[Stephanie Hedge, "Successfully Recruiting Research Participants," Inside Higher Ed, 20 March 2012.]
The initial solicitation emails that I sent out, per IRB regulations, were dense, intimidating walls of text. They are impersonal, dry, and long. Small wonder, then, that few students bothered to click through to the survey itself, particularly given that the link is buried down at the bottom. During my classroom visits, I directed students to the survey instead of to me, adding an extra step to the process. My directions were too complicated, and mired in dense IRB language. However, once I began handing around a sheet for students to put their names and email addresses, students signed up in droves. Nothing fancy, just a simple sign up sheet.
Hedge does state that "there are lots of ways to work within your specific IRB rules and regulations to find support."
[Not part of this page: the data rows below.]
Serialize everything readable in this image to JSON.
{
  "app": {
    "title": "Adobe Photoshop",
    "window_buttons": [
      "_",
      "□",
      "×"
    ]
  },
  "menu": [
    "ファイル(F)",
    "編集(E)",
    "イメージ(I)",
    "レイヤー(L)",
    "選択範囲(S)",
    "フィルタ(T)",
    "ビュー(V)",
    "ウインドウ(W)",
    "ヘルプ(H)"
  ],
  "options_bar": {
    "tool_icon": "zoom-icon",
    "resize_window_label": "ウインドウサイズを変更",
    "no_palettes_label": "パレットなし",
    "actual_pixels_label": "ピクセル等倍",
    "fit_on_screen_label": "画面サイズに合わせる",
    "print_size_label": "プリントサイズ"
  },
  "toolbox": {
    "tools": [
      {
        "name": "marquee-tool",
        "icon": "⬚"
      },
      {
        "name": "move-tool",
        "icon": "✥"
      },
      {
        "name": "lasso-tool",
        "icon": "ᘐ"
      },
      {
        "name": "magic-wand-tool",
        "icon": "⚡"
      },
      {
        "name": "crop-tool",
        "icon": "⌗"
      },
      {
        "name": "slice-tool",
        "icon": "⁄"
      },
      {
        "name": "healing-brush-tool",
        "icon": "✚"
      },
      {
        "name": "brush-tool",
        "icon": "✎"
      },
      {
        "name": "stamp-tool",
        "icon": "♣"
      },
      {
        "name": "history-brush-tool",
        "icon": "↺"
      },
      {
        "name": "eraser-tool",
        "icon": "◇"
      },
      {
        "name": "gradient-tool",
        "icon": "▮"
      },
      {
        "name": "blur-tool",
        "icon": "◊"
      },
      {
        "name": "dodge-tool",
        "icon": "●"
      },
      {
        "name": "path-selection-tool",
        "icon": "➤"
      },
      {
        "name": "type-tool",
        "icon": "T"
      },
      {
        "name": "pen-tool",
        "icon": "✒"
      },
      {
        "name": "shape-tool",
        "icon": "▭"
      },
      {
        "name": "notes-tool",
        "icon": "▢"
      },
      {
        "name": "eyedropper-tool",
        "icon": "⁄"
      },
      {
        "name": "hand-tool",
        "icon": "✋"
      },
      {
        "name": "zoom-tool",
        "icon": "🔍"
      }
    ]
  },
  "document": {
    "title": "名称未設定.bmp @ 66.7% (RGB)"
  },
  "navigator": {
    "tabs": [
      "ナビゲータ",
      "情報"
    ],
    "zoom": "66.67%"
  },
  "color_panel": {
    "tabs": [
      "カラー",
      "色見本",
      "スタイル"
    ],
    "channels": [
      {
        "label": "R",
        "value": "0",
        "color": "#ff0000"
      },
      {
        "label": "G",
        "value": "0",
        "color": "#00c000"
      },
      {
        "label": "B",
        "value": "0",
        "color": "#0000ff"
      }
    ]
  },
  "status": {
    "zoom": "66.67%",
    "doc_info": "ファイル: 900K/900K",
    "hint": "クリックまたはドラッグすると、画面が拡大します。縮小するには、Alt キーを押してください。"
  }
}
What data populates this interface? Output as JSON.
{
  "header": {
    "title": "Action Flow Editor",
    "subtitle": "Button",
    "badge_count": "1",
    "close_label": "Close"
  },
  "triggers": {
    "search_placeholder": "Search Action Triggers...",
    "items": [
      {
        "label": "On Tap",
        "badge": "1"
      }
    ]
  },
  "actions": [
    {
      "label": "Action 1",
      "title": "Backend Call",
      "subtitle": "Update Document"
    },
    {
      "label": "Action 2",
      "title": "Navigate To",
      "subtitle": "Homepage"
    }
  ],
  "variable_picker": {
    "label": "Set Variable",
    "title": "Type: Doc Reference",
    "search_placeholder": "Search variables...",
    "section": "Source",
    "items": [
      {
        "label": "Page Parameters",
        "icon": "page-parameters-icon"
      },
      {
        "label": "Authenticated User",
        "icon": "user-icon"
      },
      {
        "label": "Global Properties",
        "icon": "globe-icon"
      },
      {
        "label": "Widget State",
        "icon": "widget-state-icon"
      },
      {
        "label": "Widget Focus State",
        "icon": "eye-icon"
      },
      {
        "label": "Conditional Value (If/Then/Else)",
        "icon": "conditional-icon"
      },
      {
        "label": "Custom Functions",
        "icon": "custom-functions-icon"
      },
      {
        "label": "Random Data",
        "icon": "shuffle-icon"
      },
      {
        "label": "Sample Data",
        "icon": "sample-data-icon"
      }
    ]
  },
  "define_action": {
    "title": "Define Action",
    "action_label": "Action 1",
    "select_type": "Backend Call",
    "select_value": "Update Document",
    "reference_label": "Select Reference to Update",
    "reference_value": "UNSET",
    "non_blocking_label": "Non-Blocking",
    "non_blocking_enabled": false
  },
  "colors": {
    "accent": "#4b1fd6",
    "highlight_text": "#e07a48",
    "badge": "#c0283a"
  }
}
Without the details of her project or the language required by her IRB, it's impossible to know how bad this case is. Still, Hedge's account raises the question of why any project in rhetoric and composition would require an intimidating wall of text.